First Minister and DUP leader Peter Robinson and UUP leader Mike Nesbitt stressed the importance of inclusivity in their attempt to find an alternative to the ongoing street demonstrations.
PSNI Chief Constable Matt Baggott has blamed members of the UVF for directing the rioting linked to the dispute that has erupted in east Belfast.
Mr Nesbitt and Mr Robinson today chaired a special meeting of unionist and loyalist representatives to discuss the flag row and other issues of concern within that section of the community.
The Unionist Forum at Stormont was convened in response to the controversy sparked by Belfast City Council's decision to limit the number of days the flag flies over City Hall.
Mr Robinson said the meeting witnessed "the most representative group within the unionist community to meet probably in half a century".
Loyalists have held protests across Northern Ireland in the six weeks since the vote by Belfast council, with a number ending in violence.
East Belfast has seen the worst of the disorder, with six successive nights of rioting this month.
The forum was attended by members of the loyal orders, community leaders and some paramilitary representatives.

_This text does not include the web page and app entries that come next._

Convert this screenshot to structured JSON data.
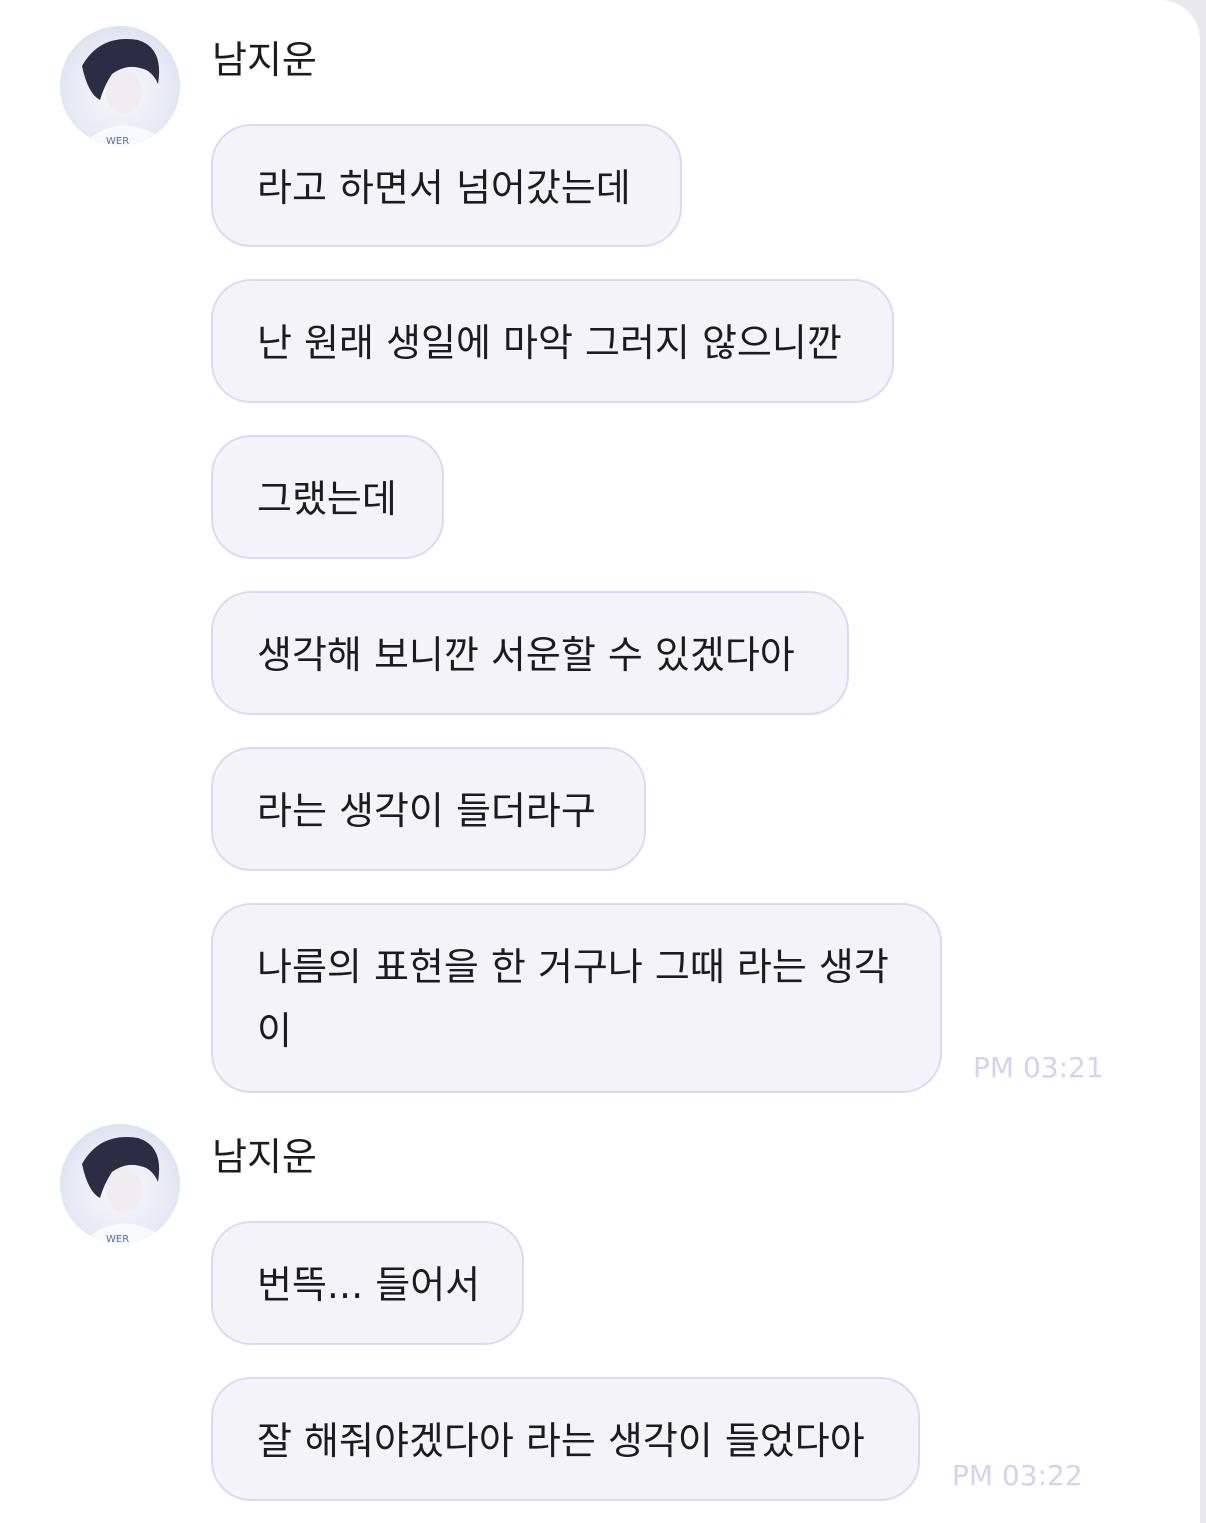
{
  "groups": [
    {
      "sender": "남지운",
      "messages": [
        "라고 하면서 넘어갔는데",
        "난 원래 생일에 마악 그러지 않으니깐",
        "그랬는데",
        "생각해 보니깐 서운할 수 있겠다아",
        "라는 생각이 들더라구",
        "나름의 표현을 한 거구나 그때 라는 생각이"
      ],
      "time": "PM 03:21"
    },
    {
      "sender": "남지운",
      "messages": [
        "번뜩... 들어서",
        "잘 해줘야겠다아 라는 생각이 들었다아"
      ],
      "time": "PM 03:22"
    }
  ],
  "colors": {
    "bubble_bg": "#f4f3fa",
    "bubble_border": "#ddd8f6",
    "timestamp": "#d4d2ef",
    "text": "#1c1c1e"
  }
}
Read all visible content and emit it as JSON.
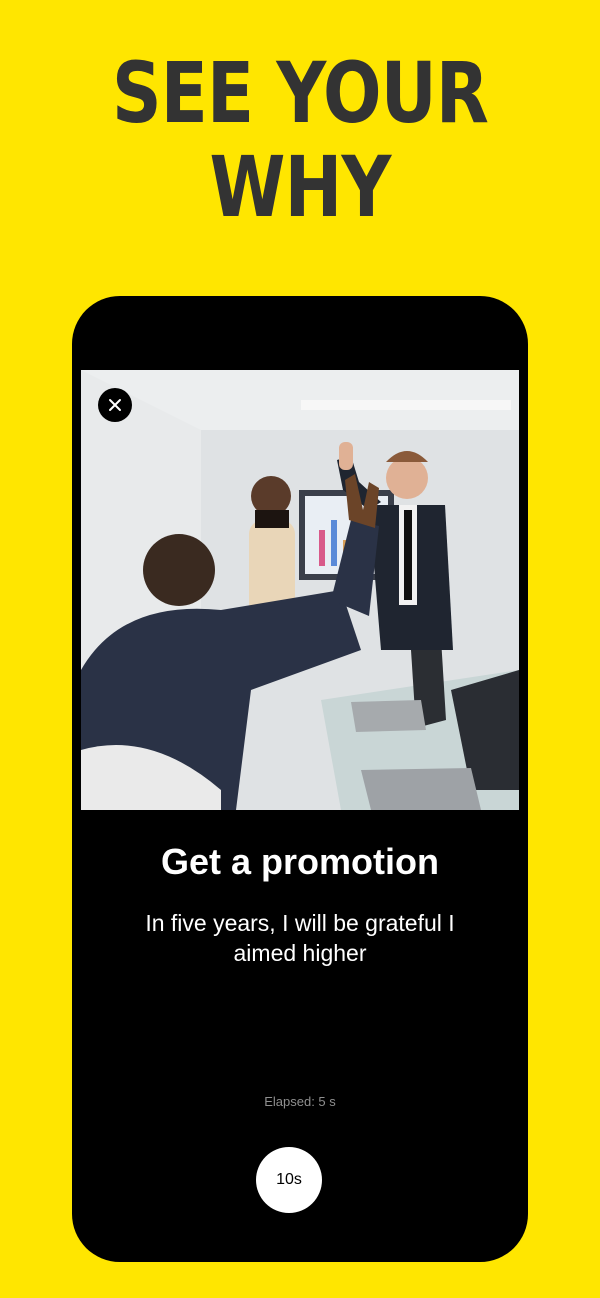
{
  "headline": {
    "line1": "SEE YOUR",
    "line2": "WHY"
  },
  "screen": {
    "close_icon": "close-icon",
    "goal_title": "Get a promotion",
    "goal_description": "In five years, I will be grateful I aimed higher",
    "elapsed": "Elapsed: 5 s",
    "timer_label": "10s"
  },
  "colors": {
    "background": "#FFE600",
    "headline": "#333333",
    "phone": "#000000",
    "timer_button": "#FFFFFF"
  }
}
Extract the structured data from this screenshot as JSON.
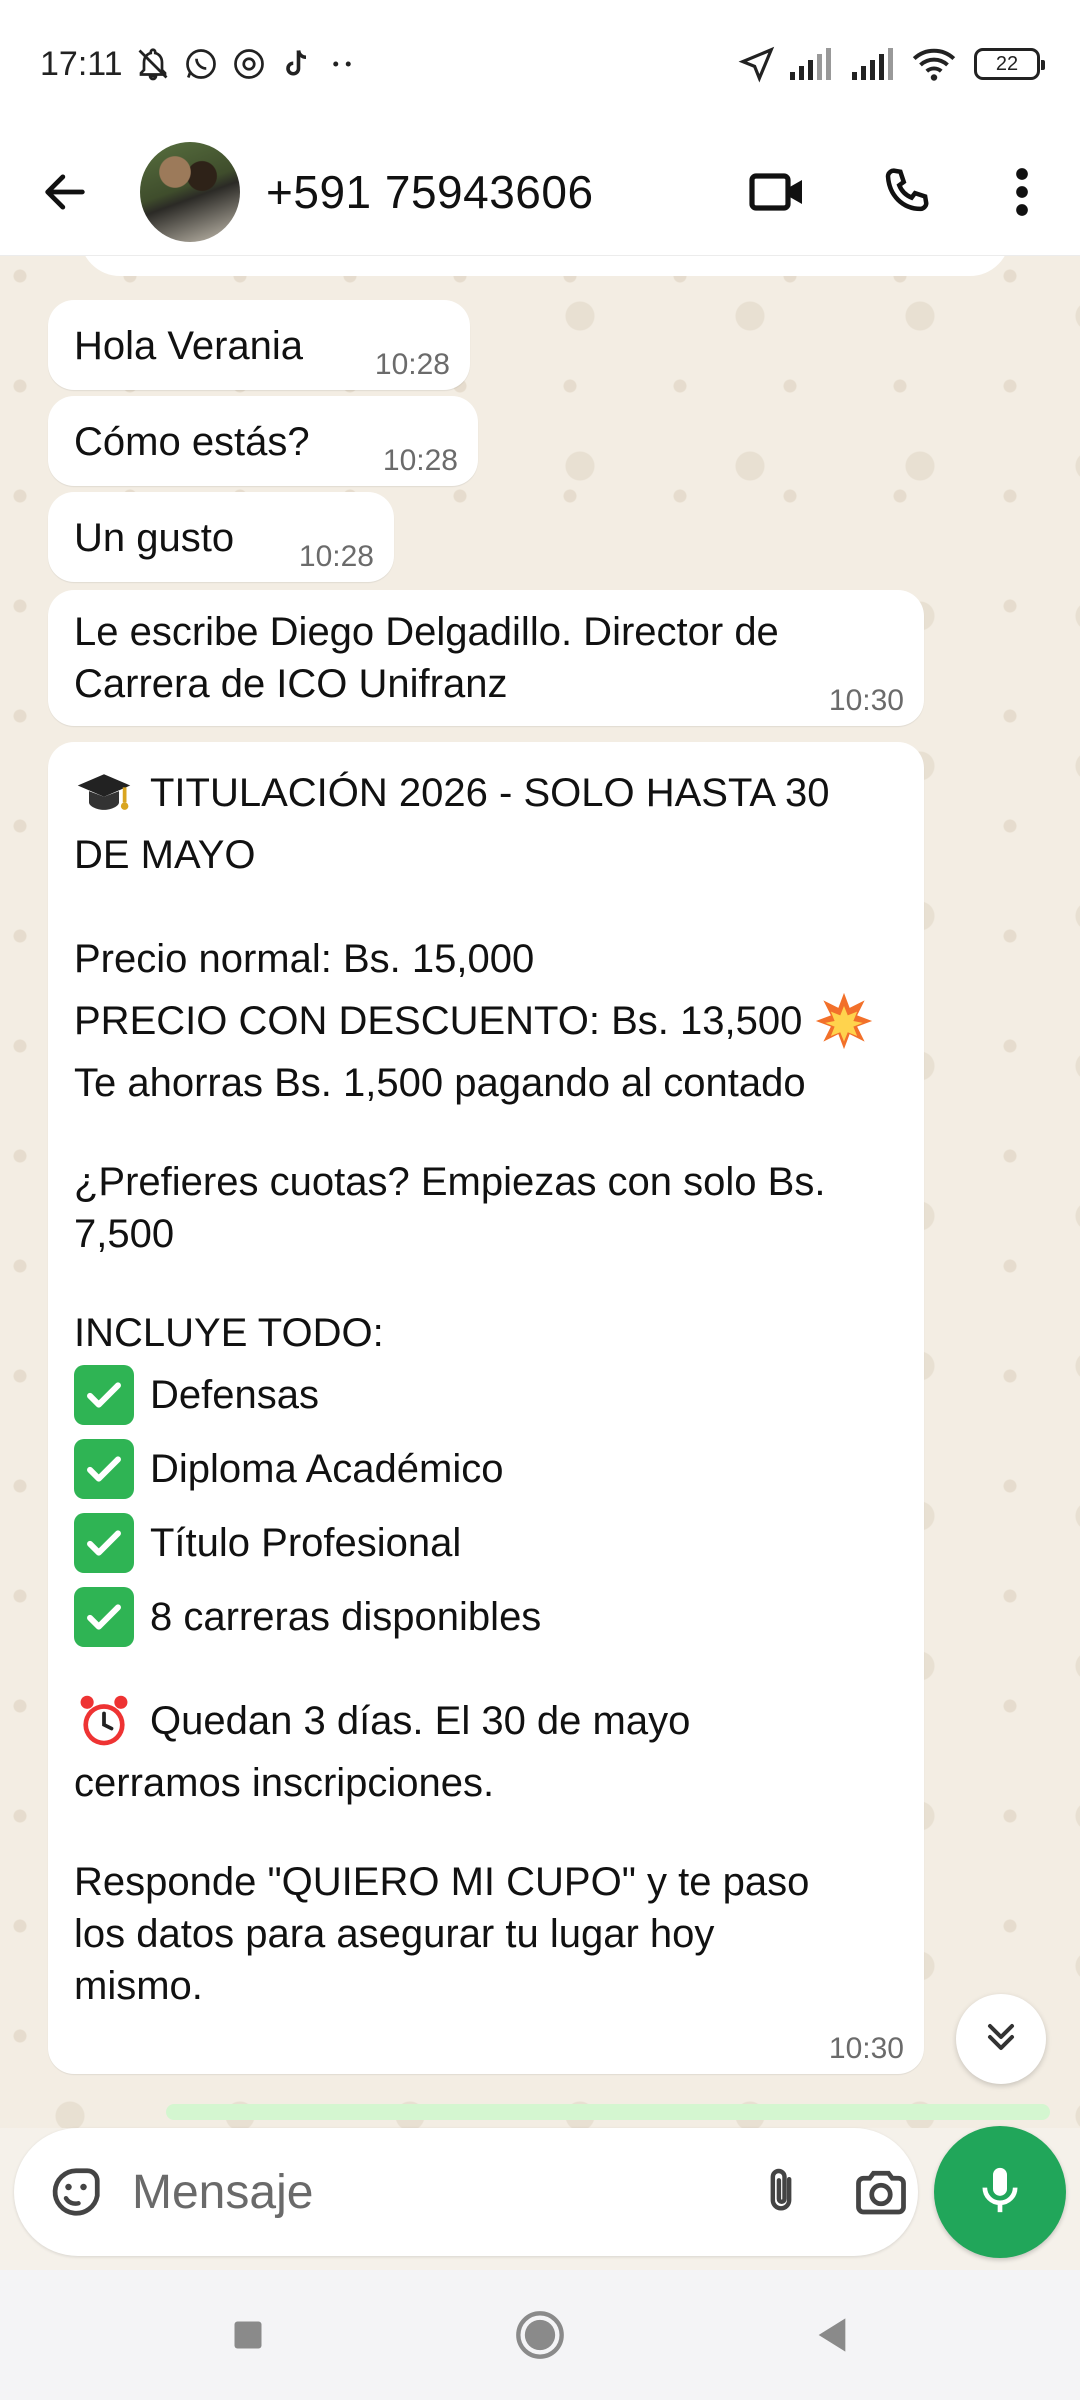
{
  "status_bar": {
    "time": "17:11",
    "battery": "22",
    "left_icons": [
      "bell-off-icon",
      "whatsapp-icon",
      "threads-icon",
      "tiktok-icon",
      "more-notifications-icon"
    ],
    "right_icons": [
      "location-arrow-icon",
      "signal-1-icon",
      "signal-2-icon",
      "wifi-icon",
      "battery-icon"
    ]
  },
  "header": {
    "contact": "+591 75943606",
    "icons": [
      "back-arrow-icon",
      "video-call-icon",
      "phone-call-icon",
      "more-vert-icon"
    ]
  },
  "messages": [
    {
      "text": "Hola Verania",
      "time": "10:28"
    },
    {
      "text": "Cómo estás?",
      "time": "10:28"
    },
    {
      "text": "Un gusto",
      "time": "10:28"
    },
    {
      "text": "Le escribe Diego Delgadillo. Director de\nCarrera de ICO Unifranz",
      "time": "10:30"
    }
  ],
  "promo": {
    "title": "TITULACIÓN 2026 - SOLO HASTA 30 DE MAYO",
    "title_line1": "TITULACIÓN 2026 - SOLO HASTA 30",
    "title_line2": "DE MAYO",
    "price_normal": "Precio normal: Bs. 15,000",
    "price_discount": "PRECIO CON DESCUENTO: Bs. 13,500",
    "savings": "Te ahorras Bs. 1,500 pagando al contado",
    "installments": "¿Prefieres cuotas? Empiezas con solo Bs.\n7,500",
    "includes_heading": "INCLUYE TODO:",
    "includes": [
      "Defensas",
      "Diploma Académico",
      "Título Profesional",
      "8 carreras disponibles"
    ],
    "deadline_line1": "Quedan 3 días. El 30 de mayo",
    "deadline_line2": "cerramos inscripciones.",
    "cta": "Responde \"QUIERO MI CUPO\" y te paso\nlos datos para asegurar tu lugar hoy\nmismo.",
    "time": "10:30",
    "emojis": [
      "graduation-cap-icon",
      "collision-icon",
      "check-mark-button-icon",
      "alarm-clock-icon"
    ]
  },
  "composer": {
    "placeholder": "Mensaje",
    "icons": [
      "sticker-emoji-icon",
      "paperclip-icon",
      "camera-icon",
      "microphone-icon"
    ]
  },
  "nav": {
    "icons": [
      "recents-square-icon",
      "home-circle-icon",
      "back-triangle-icon"
    ]
  },
  "colors": {
    "chat_background": "#f3ede3",
    "bubble": "#ffffff",
    "accent_green": "#21a65a",
    "check_green": "#2fb454"
  }
}
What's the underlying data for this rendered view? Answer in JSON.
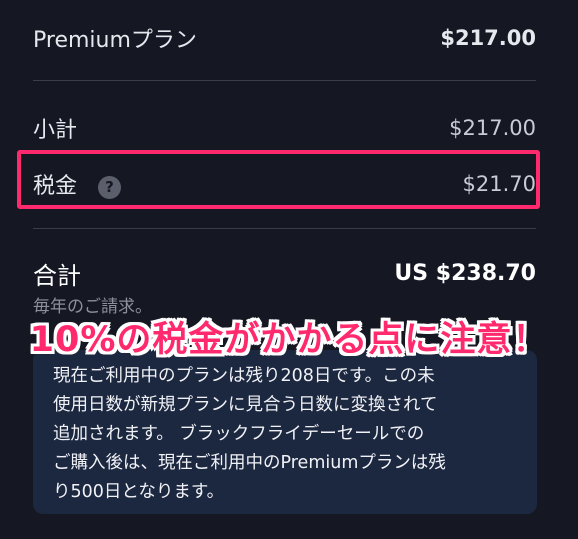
{
  "plan": {
    "label": "Premiumプラン",
    "amount": "$217.00"
  },
  "subtotal": {
    "label": "小計",
    "amount": "$217.00"
  },
  "tax": {
    "label": "税金",
    "help_icon": "question-circle-icon",
    "amount": "$21.70"
  },
  "total": {
    "label": "合計",
    "amount": "US $238.70",
    "billing_note": "毎年のご請求。"
  },
  "annotation": {
    "text": "10%の税金がかかる点に注意！",
    "color": "#ff2a6d"
  },
  "info": {
    "lines": [
      "現在ご利用中のプランは残り208日です。この未",
      "使用日数が新規プランに見合う日数に変換されて",
      "追加されます。 ブラックフライデーセールでの",
      "ご購入後は、現在ご利用中のPremiumプランは残",
      "り500日となります。"
    ]
  },
  "colors": {
    "background": "#151823",
    "highlight_border": "#ff2a6d",
    "info_box": "#1c2740"
  }
}
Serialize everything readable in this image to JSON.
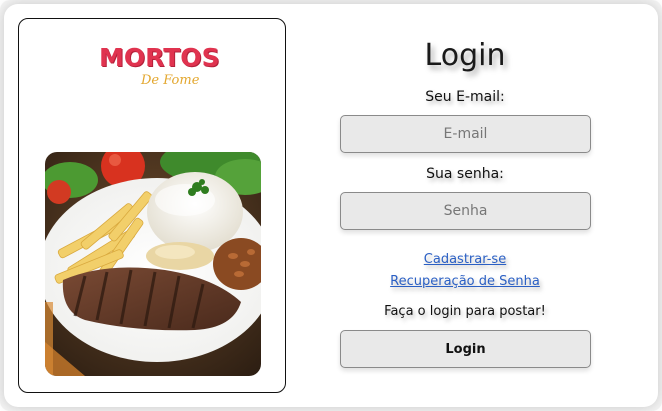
{
  "brand": {
    "logo_main": "MORTOS",
    "logo_sub": "De Fome"
  },
  "login": {
    "title": "Login",
    "email_label": "Seu E-mail:",
    "email_placeholder": "E-mail",
    "email_value": "",
    "password_label": "Sua senha:",
    "password_placeholder": "Senha",
    "password_value": "",
    "register_link": "Cadastrar-se",
    "recover_link": "Recuperação de Senha",
    "hint": "Faça o login para postar!",
    "submit_label": "Login"
  },
  "colors": {
    "logo_red": "#e0334f",
    "logo_gold": "#e3a72f",
    "link_blue": "#2a5fc4",
    "input_bg": "#e9e9e9"
  }
}
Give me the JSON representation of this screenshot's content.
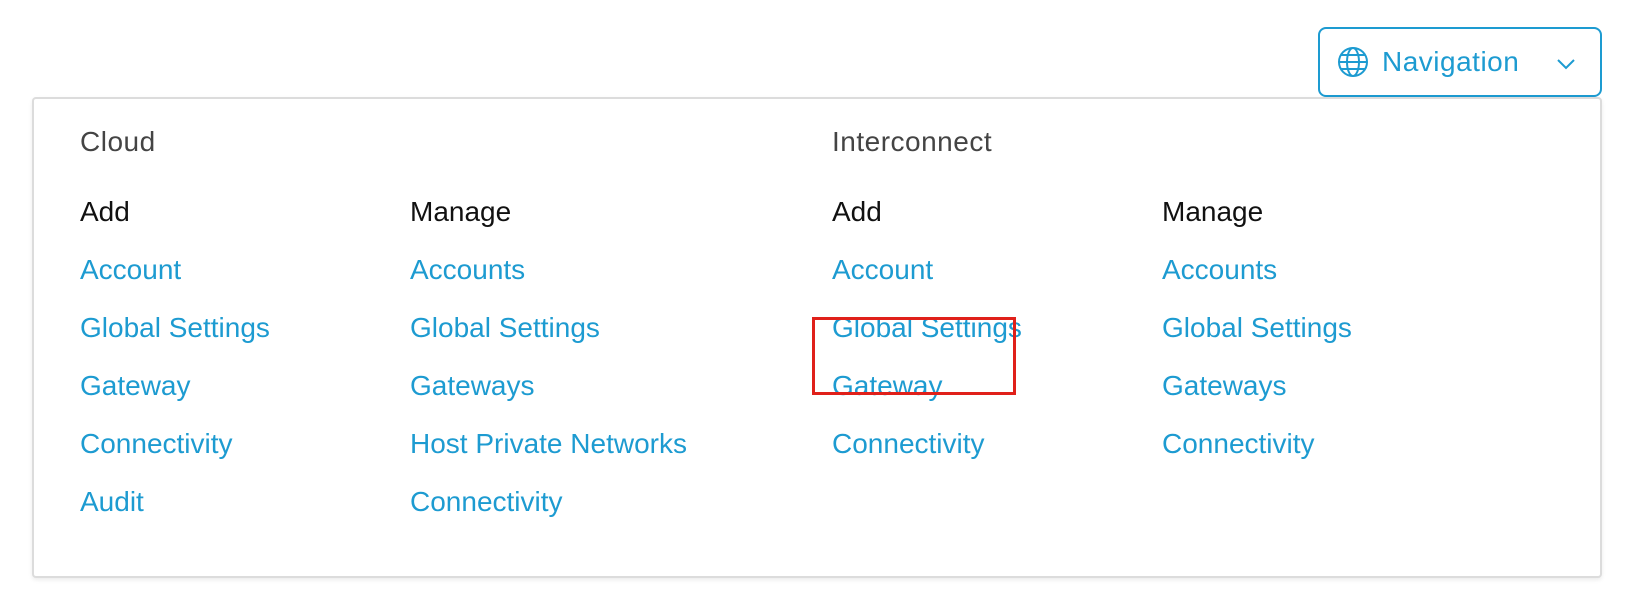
{
  "navigation_button": {
    "label": "Navigation",
    "icon": "globe-icon",
    "caret_icon": "chevron-down-icon"
  },
  "colors": {
    "link": "#1d9bd1",
    "highlight": "#e0201a",
    "panel_border": "#dcdcdc"
  },
  "sections": {
    "cloud": {
      "title": "Cloud",
      "add": {
        "heading": "Add",
        "items": [
          "Account",
          "Global Settings",
          "Gateway",
          "Connectivity",
          "Audit"
        ]
      },
      "manage": {
        "heading": "Manage",
        "items": [
          "Accounts",
          "Global Settings",
          "Gateways",
          "Host Private Networks",
          "Connectivity"
        ]
      }
    },
    "interconnect": {
      "title": "Interconnect",
      "add": {
        "heading": "Add",
        "items": [
          "Account",
          "Global Settings",
          "Gateway",
          "Connectivity"
        ]
      },
      "manage": {
        "heading": "Manage",
        "items": [
          "Accounts",
          "Global Settings",
          "Gateways",
          "Connectivity"
        ]
      }
    }
  }
}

During the inaugural meeting, attendees agreed to set up a task force to engage with the wider unionist/loyalist community.
Asked if the task force would engage with loyalist paramilitaries involved in the riots, Mr Robinson said: "We will talk to anyone who wants to talk to us about how we can move forward in an exclusively peaceful and democratic manner.
"That's the way forward for Northern Ireland and that's the basis upon which we would be talking."
The First Minister said if politicians were to convince others that the constitutional route was the only one to take, they had to talk to them.
He said: "I don't think logically I could do anything other than if I am a constitutional politician, to convince people that that is the way forward, that they should give up violence, that they should not be involved in violence, that this is the way to do it - that's the job of constitutional politicians. There is a better way, this is a better way.
"Never before have people within the unionist community had the opportunity of all of their representatives, no matter what their viewpoint might be, to be in the one room looking at a common agenda and moving forward in that direction - this is quite unique, this is something that no one has seen for decades in Northern Ireland and I think it gives us immense opportunities to take the unionist community forward in a cohesive group."
Further protests have been organised for the coming days.
Mr Nesbitt said it would be asking too much for the forum to deliver an immediate end to the street action.
He said: "Obviously there are plans afoot over the next few days and I think it would be unreasonable to expect the forum, meeting for the first time on a Thursday morning, to have an immediate and universal impact.
"But the general sense of direction is to say to everyone there is a better, positive alternative that would take us all beyond street protest to something that delivers on the political agenda that people have."
Earlier, Sinn Féin President Gerry Adams said the forum has to recognise that sectarianism must be tackled.
He said that leadership is what is missing in the communities involved in the violence in Belfast.